There are very few complaints or concerns I have about this game but there is one glaring issue with the UI I wish to address. With the understanding that this game is about two girls who each have their own color palette for the gameplay screen, and that’s a unique feature of the game, my gripe is with every song that forces a white lane background in-game, which is about half the songs. I suffer from being colorblind and bright colors blend together easier for me as a result. From the blue-ish colored notes and the shadows from the air notes on the lane, it makes reading charts a lot harder and I always take longer to learn them and have to memorize certain parts of songs to do them. Fracture Ray before the 3.0 update was the last 11 in the game for me to AA, and it was only because the white background made reading the chart a real chore. There are certain songs that have an alternative background, like brown, or black. The black one is actually exclusively used in Tempestissimo, and I wish I could always use that lane background. It’s so good on the eyes and I would have a much easier time scoring at the high levels if I could do this. I hope lowiro considers my request if they read this review. One last thing to say here is the colorblind mode for the lasers is amazing and I make use of it.

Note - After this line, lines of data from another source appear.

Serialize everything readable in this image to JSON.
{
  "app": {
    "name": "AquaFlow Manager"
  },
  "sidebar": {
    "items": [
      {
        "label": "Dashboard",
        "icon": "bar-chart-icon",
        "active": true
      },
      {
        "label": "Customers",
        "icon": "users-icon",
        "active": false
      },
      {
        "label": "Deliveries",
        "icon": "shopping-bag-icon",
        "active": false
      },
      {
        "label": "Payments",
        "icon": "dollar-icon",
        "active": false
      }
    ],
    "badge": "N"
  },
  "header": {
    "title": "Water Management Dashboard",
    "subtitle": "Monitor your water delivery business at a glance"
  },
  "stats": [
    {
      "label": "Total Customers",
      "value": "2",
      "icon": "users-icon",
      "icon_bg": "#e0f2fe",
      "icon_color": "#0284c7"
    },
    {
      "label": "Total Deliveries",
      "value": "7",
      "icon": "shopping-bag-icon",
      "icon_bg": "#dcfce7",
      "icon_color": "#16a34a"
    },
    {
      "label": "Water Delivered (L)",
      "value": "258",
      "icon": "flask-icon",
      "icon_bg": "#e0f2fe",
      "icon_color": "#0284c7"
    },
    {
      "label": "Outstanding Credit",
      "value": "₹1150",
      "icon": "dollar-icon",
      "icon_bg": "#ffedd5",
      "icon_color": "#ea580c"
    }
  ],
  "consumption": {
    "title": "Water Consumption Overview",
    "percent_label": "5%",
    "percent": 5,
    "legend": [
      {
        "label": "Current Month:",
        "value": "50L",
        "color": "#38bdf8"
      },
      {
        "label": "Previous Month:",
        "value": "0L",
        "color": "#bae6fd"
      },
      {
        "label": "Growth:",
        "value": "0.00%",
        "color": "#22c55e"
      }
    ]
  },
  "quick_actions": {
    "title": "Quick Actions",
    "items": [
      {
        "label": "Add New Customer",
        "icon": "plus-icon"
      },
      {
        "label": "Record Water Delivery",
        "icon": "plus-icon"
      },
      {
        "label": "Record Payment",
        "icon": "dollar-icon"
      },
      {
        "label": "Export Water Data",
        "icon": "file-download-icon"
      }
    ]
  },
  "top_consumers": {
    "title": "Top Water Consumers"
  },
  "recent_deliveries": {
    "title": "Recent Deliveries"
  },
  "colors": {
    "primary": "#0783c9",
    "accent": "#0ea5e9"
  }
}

The last thing I want to go over is the current new user experience when you first install the game, so I can explain what you get when you install this for the first time and what you can get away with before spending money. This is based on version 3.11, screenshots taken from a Google Pixel 5a.
I want to share one piece of advice for those looking to get into the game seriously and want to know the optimal path towards unlocking content is. The best advice I can give you is to unlock the character ‘Grevious Lady Taritsu’ as fast as possible and then use that character to go through World Mode. This character comes equipped with a harder life gauge but if you clear songs using her in World Mode, you will progress faster than almost every other character can in this game. You can see the information on how to get her at the unofficial Arcaea Fandomwiki. This website is the #1 resource for anything related to Arcaea, from unlock requirements to character lore and various information about the game.
In closing, I want to congratulate lowiro for their amazing success with Arcaea, and for getting a port of their game released on the Nintendo Switch, which has touch-screen gameplay as well as joy-con mode for a fresh experience. Your potential rating (Rating system similar to Volforce in Sound Voltex or DJ Points in beatmaniaIIDX) is separate between game modes as well. It’s selling for $40 on the Nintendo Store now if you want to experience it on your Switch.
Things are looking bright for Arcaea and I hope you’ll give the game an honest shot to see if you like it. You can install it from both the Google Play Store and Apple App Store. Thank you for reading and I’ll see you at the next review!